Normally, it would need minority shareholder nod
Given that the stock price of Maruti Suzuki India Limited (MSIL) has risen despite all the furore over parent Suzuki’s decision to own the Gujarat plant—prices rose from R1,701 before the announcement to R1,737 on Friday—it is easy to see shareholders don’t seem to share the concern of various institutional investors, and advisory firms. Indeed, minority shareholders in India have rarely been exercised about the concerns aired on high royalties or inter-group mergers—share prices of companies criticised by proxy advisory firms may have fallen off in the immediate aftermath of an announcement, but they have bounced back sooner rather than later. For instance, had small shareholders acted on the advice of proxy advisory firms who felt the Hindustan Unilever (HUL)’s royalty payments were too high and sold the stock in January 2013, they would have lost a 50% hike in the share price in the space of six months which resulted from the FMCG major’s parent announcing an open offer. Indeed, had it not been for the royalties paid by Maruti to its parent, the Indian firm would not have been able to come up with new products essential for it to compete in the market.
But just because the market doesn’t seem to be paying attention to red flags being raised doesn’t mean firms should give corporate governance the go by. More so in the case of multinationals who boast of strong corporate governance norms—Suzuki, for instance, is proud of the fact that it does not pay generous dividends to shareholders, nor give ESOPs to employees. Maruti’s chairman RC Bhargava is on record, on multiple occasions, saying that Maruti will earn more money from its cash hoards—basically, that the interest earned will be greater than the margins it would have got had it financed the Gujarat plant as planned originally. The problem, however, is that not too many are buying the argument, more so since part of the Gujarat plant’s costs are to be financed by Maruti through a mark-up on the cars it buys from Suzuki Gujarat.
But even if you were to assume Bhargava has got his maths right, there is the larger problem of the optics—had the new Companies Act been in place today, Maruti would have had to get the proposal to allow Suzuki to set up the plant passed by its minority shareholders.
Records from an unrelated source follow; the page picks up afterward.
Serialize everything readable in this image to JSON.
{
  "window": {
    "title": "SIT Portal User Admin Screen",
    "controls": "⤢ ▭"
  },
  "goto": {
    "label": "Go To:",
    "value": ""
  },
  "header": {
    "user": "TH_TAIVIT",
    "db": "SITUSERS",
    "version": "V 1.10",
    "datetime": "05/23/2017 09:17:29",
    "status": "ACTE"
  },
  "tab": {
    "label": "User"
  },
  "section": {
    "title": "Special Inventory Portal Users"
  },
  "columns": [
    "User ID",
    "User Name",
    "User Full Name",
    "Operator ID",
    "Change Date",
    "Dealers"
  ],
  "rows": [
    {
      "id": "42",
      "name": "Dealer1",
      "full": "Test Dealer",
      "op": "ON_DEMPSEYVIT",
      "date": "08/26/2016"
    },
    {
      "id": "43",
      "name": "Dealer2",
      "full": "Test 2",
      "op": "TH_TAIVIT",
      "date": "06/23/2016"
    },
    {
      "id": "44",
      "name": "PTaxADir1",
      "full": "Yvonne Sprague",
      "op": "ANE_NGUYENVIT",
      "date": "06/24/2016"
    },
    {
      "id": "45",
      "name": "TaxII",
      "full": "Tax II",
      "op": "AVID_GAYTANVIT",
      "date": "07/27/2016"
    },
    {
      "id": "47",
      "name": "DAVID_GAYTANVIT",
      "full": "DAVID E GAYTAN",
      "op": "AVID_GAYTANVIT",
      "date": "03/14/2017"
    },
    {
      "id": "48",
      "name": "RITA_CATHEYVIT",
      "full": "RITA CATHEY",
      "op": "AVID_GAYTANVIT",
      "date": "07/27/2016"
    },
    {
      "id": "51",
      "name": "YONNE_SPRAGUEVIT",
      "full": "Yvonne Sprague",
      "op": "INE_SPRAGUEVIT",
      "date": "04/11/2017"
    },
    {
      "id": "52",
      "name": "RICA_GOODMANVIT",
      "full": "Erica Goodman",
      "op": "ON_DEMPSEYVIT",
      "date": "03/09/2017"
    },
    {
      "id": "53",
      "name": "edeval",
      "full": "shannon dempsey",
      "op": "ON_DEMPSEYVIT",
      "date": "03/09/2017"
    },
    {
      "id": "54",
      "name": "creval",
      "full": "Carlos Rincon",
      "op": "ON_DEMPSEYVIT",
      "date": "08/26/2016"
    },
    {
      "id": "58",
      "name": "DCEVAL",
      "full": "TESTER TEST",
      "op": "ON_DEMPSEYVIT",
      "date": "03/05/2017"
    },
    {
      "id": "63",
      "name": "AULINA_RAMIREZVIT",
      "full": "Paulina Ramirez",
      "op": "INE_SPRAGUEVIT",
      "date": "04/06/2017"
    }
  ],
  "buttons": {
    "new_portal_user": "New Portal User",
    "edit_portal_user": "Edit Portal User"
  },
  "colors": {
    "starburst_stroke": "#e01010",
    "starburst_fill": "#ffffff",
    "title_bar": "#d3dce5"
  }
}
Had the Companies Act in place—indeed, while parts of its Rules have been notified, some others haven’t. Section 188—for which the Rules have not been notified, but could any day—requires that the sale or purchase of goods between related parties be voted by a special resolution in which the majority shareholders have to abstain. And just a month ago, Sebi notified a change in its Listing Agreement to align with the new Companies Act which makes this mandatory for ‘material’ transactions. Under this, a related party transaction is ‘material’ if it exceeds 5% of the annual turnover or 20% of the net worth of the company, whichever is higher—logically, this will apply to the Suzuki Gujarat plant. Except, Sebi’s Board decided the rules would come into effect only from October 1. In such a situation, whether or not Bhargava’s numbers are right, Maruti should get the agreement voted on by minority shareholders since that is what both the Companies Act as well as Sebi are saying.